*DESCRIPTION OF THE TASK*. The response should be an exact copy of the records, with the pictures removed.

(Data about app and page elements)

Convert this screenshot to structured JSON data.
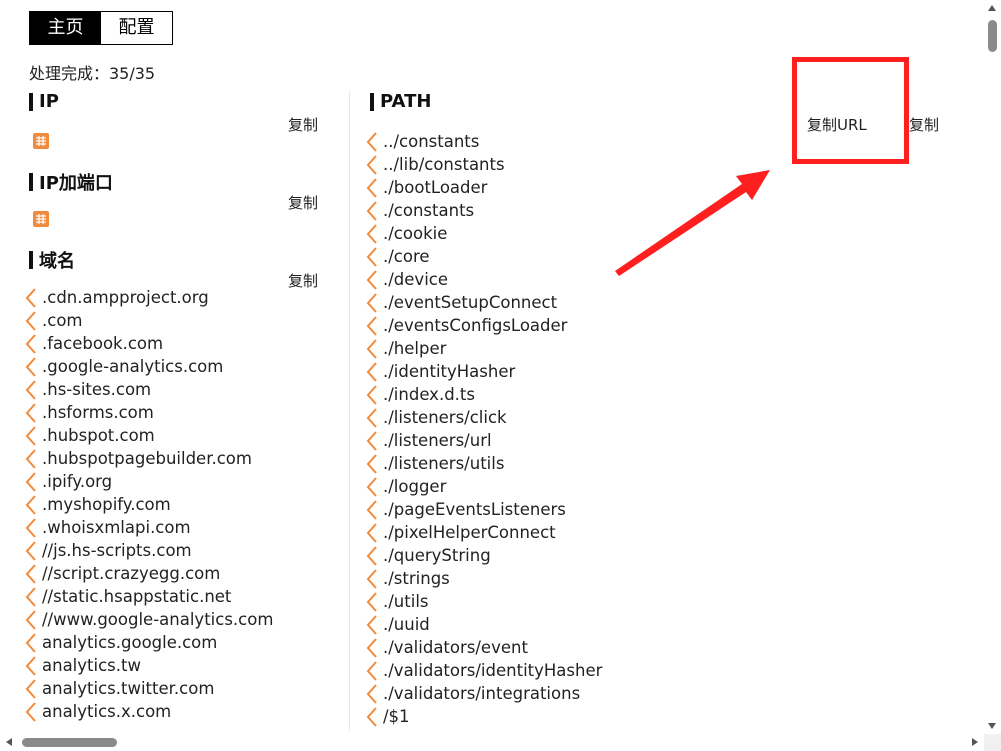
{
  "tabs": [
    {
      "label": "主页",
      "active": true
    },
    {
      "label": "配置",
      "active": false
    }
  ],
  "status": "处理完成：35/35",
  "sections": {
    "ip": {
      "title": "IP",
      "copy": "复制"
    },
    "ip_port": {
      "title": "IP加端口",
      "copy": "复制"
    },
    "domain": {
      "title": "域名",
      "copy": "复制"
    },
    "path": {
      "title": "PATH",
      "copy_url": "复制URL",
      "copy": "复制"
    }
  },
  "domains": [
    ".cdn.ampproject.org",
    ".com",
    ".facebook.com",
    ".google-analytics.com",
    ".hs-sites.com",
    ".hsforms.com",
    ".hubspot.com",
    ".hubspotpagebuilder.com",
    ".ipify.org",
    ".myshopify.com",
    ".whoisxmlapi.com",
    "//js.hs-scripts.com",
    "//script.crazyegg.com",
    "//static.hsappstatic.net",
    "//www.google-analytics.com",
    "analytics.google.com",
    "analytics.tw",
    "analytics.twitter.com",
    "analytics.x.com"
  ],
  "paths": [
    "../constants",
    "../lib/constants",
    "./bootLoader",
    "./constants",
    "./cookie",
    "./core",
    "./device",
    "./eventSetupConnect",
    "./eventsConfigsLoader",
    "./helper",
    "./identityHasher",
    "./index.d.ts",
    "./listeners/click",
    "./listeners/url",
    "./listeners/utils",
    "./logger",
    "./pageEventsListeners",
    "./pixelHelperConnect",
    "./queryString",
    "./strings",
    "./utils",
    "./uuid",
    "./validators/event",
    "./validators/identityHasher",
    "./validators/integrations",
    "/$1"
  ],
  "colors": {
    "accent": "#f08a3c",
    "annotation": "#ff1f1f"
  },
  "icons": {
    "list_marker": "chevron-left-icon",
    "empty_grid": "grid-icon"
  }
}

*OUTPUT*.
Convert this screenshot to structured JSON data.
{
  "tabs": [
    {
      "label": "主页",
      "active": true
    },
    {
      "label": "配置",
      "active": false
    }
  ],
  "status": "处理完成：35/35",
  "sections": {
    "ip": {
      "title": "IP",
      "copy": "复制"
    },
    "ip_port": {
      "title": "IP加端口",
      "copy": "复制"
    },
    "domain": {
      "title": "域名",
      "copy": "复制"
    },
    "path": {
      "title": "PATH",
      "copy_url": "复制URL",
      "copy": "复制"
    }
  },
  "domains": [
    ".cdn.ampproject.org",
    ".com",
    ".facebook.com",
    ".google-analytics.com",
    ".hs-sites.com",
    ".hsforms.com",
    ".hubspot.com",
    ".hubspotpagebuilder.com",
    ".ipify.org",
    ".myshopify.com",
    ".whoisxmlapi.com",
    "//js.hs-scripts.com",
    "//script.crazyegg.com",
    "//static.hsappstatic.net",
    "//www.google-analytics.com",
    "analytics.google.com",
    "analytics.tw",
    "analytics.twitter.com",
    "analytics.x.com"
  ],
  "paths": [
    "../constants",
    "../lib/constants",
    "./bootLoader",
    "./constants",
    "./cookie",
    "./core",
    "./device",
    "./eventSetupConnect",
    "./eventsConfigsLoader",
    "./helper",
    "./identityHasher",
    "./index.d.ts",
    "./listeners/click",
    "./listeners/url",
    "./listeners/utils",
    "./logger",
    "./pageEventsListeners",
    "./pixelHelperConnect",
    "./queryString",
    "./strings",
    "./utils",
    "./uuid",
    "./validators/event",
    "./validators/identityHasher",
    "./validators/integrations",
    "/$1"
  ],
  "colors": {
    "accent": "#f08a3c",
    "annotation": "#ff1f1f"
  },
  "icons": {
    "list_marker": "chevron-left-icon",
    "empty_grid": "grid-icon"
  }
}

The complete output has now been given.